A big shift in the last ten years has been on changes in instruction, and what real engagement looks like.  “Being busy” is not the goal.  How does one insure that students are engaged?  Students have to have a bigger role in the classroom. This edition has ”Thirty new lessons and new and revised chapters shine a light on children’s thinking, curiosity, and questions. Steph and Anne tackle close reading, close listening, text complexity, and critical thinking and a new chapter on building knowledge through thinking-intensive reading and learning. Other fully revised chapters focus on digital reading, strategies for integrating comprehension and technology, and comprehension across the curriculum.” (source) And this (by permission of @StenhousePub), a comprehension continuum that ranges from “answering literal questions” to “actively uses knowledge.” (Harvey & Goudvis, Stenhouse, p.25)

Based on these descriptors, you might consider comparing the different versions with a friend and checking out “close reading, close listening, text complexity, critical thinking, and thinking-intensive reading and learning as a starting point.

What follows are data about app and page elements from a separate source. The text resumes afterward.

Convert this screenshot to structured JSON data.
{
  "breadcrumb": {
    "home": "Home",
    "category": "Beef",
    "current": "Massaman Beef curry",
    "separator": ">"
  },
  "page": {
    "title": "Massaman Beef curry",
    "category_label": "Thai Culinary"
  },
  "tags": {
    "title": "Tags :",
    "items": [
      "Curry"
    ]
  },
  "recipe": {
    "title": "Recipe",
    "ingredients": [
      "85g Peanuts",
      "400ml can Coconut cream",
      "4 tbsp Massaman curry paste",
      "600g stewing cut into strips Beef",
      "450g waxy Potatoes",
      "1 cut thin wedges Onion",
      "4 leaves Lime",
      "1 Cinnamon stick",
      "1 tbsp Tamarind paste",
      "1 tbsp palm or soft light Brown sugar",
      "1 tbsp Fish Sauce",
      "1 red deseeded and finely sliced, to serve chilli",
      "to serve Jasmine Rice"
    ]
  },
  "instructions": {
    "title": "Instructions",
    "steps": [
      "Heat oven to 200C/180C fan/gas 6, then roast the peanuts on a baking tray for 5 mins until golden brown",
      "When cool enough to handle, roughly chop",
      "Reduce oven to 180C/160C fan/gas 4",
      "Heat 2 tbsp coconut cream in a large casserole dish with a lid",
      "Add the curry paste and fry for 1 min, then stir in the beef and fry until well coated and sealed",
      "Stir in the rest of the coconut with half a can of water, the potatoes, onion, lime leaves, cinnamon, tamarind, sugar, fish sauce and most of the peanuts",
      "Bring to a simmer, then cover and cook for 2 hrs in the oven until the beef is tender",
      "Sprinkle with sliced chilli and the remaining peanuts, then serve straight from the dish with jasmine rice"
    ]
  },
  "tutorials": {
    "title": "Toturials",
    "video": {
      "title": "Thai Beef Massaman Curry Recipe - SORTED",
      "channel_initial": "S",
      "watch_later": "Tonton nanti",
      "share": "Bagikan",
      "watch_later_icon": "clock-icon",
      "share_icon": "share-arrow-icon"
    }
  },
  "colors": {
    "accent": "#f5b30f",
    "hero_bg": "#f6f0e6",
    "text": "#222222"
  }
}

Because students who are not successful in learning are working hard but the field of literacy has defined a “knowledge gap” as a contributing factor.  Students are being asked to do MORE with texts, fiction, informational, etexts, photos, artwork, and movies than ever before. Stephanie and Anne explicitly state their work and thinking during the last decade has led to “new perspectives on how to explicitly teach thinking strategies so that students become engaged, thoughtful, independent readers.”  

What’s the end goal for students?

For “…students to become engaged, thoughtful, independent readers.”  Are your students engaged, thoughtful, independent readers?  Or are they just going through the motions with a bit of ‘fake reading” thrown in? What is your plan to ensure that ALL of your students are engaged, thoughtful, independent readers?


If not this work, then what other professional development resources should you consider? When will you begin? How will you know that your changes are providing your students with opportunities to increase their comprehension, engagement and to build knowledge?


Additional Resources:

Storify from the chat – Link Available Here

Preview of the 3rd edition of Strategies that Work

About Stephanie Harvey – Stenhouse Author

About Anne Goudvis – Stenhouse Author

Products by Stephanie Harvey and Anne Goudvis at Heinemann – here

Harvey and Goudvis. Strategies that Work:  Teaching Comprehension to Enhance Understanding.  Stenhouse, 2000.

Harvey and Goudvis, 2nd ed. Strategies that Work:  Teaching Comprehension for Understanding and Engagement.  Stenhouse, 2007.

Harvey and Goudvis, 3rd ed. Strategies that Work:  Teaching Comprehension for Understanding, Engagement and Building Knowledge K-8.  Stenhouse, 2017.


STORIFY RECORD 12-14-17 Strategies that Work